The Cable initiative is long overdue and the sooner the project is implemented the better it will be for the economy. It will unlock many opportunities for the country and bring with it many benefits for the government, the business community and Solomon Islanders.
The Government has promised to appoint a CEO in the SISCC office by early February.
SICCI CEO Dennis Meone says the cable project is important for the growth of the economy.
Among many benefits, the cable will boost the county’s internet speed connection, cheaper internet rates, make it easier for more investment opportunities, and of course meaning potentially more jobs and opportunities for Solomon Islanders when businesses are thriving and expanding their investment frontier.
It will also improve productivity and reduce wastage in time and costs.
“As the representative body of the Private Sector, we give our full support behind the project,” said Meone.
“It is a long overdue project but we applaud SIG in leading and driving this important initiative forward.
“This project will provide a huge leap for internet services in the Solomon Islands, where we are depending more and more on the internet for basic services.
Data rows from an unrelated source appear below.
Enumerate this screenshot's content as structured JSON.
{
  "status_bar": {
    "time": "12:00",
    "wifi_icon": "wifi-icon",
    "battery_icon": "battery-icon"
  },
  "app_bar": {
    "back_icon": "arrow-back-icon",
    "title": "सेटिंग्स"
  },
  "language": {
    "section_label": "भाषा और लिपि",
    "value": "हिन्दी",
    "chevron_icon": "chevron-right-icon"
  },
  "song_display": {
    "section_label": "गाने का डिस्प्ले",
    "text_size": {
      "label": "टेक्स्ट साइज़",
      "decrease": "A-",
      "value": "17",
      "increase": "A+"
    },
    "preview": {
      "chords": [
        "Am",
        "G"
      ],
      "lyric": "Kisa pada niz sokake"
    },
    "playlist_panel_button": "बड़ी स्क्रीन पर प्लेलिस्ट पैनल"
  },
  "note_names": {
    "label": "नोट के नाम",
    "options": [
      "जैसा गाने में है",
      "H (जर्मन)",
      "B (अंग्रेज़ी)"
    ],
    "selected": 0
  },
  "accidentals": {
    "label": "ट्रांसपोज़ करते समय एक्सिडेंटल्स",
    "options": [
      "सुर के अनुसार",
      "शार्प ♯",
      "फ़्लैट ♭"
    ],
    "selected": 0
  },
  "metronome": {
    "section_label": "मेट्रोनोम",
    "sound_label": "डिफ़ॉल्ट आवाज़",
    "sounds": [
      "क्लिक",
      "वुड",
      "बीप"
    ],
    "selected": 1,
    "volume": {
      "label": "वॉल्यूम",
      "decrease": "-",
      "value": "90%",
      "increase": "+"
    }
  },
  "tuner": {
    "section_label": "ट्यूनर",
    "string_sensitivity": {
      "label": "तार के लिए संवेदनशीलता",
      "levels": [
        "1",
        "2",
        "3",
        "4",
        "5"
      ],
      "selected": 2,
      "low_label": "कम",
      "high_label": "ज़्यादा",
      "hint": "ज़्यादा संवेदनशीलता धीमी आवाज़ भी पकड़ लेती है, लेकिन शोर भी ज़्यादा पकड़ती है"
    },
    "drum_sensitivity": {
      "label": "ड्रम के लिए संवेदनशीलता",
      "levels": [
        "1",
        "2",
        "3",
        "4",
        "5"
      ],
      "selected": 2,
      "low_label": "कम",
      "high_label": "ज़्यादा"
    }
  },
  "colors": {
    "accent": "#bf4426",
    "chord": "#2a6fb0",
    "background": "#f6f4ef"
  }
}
The internet is the key means to communications nowadays and can have a better impact on production and efficiency.”
Once completed, the project will connect Honiara to Sydney, Australia via a communications cable laid along the sea bed.
Submarine cables are more suitable to the isolated and third-world country locations, and is known to reduce the cost of communication access and stimulate increased economic growth.
Thursday 15 December 2016
Members of the Solomon Islands Chamber of Commerce & Industry (SICCI) were briefed on the ongoing drawdown of the Regional Assistance Mission to Solomon Islands (RAMSI), mid this week.
A delegation comprising of RAMSI the Royal Solomon Islands Police Force (RSIPF) and Government officials teamed up with SICCI in hosting a business breakfast on Wednesday morning and shared updates on the progress of RAMSI’s drawdown.
The drawdown is expected to conclude by June 2017.
RAMSI Special Coordinator, Quinton Devlin who led the discussions said RAMSI has confidence in the local police force RSIPF to resume full responsibility in maintaining peace and security after RAMSI leaves.
Mr Devlin outlined RAMSI’s final transition phase and highlighted the next steps ahead, noting that RSIPF will continue to access support from Australia through bilateral arrangement.
The briefings are part of a wide-ranging series of community and stakeholder consultations on RAMSI’s drawdown and the Solomon Islands Government’s preparations for RAMSI’s conclusion.
RSIPF Police Commissioner, Frank Prendergast, the Permanent Secretary of the Ministry of Police and Correctional Service, Edmond Sikua, and SIG Special Secretary to RAMSI, John Wasi also attended the business breakfast.
The speakers, in particular the Commissioner of Police and the Permanent Secretary, spoke of the confidence they have in the police force adding that the RSIPF is capable of maintaining law and order.
The delegation also highlighted the need for support from the community and stakeholders, and called for support from the private sector in assisting RSIPF carry out its policing role.
Special Secretary to RAMSI, John Wasi emphasized that security and law and order is everyone’s business and responsibility, and urged the business community to continue to work closely and support the police.
The breakfast provides an opportunity for SICCI members to also raise issues of concern to the delegation. The event was well attended by SICCI members who kept a lively interaction with the presenters throughout the program.
Since mid- 2013, RAMSI’s main role has been assisting the RSIPF to strengthen its capacity and further develop it as a modern, effective and self-reliant police force.
The consultations and post-RAMSI arrangements will continue in the coming months both in Honiara and the provinces.
The Solomon Islands Chamber of Commerce & Industry (SICCI) welcomes the ongoing consultations and gives its full support to RSIPF.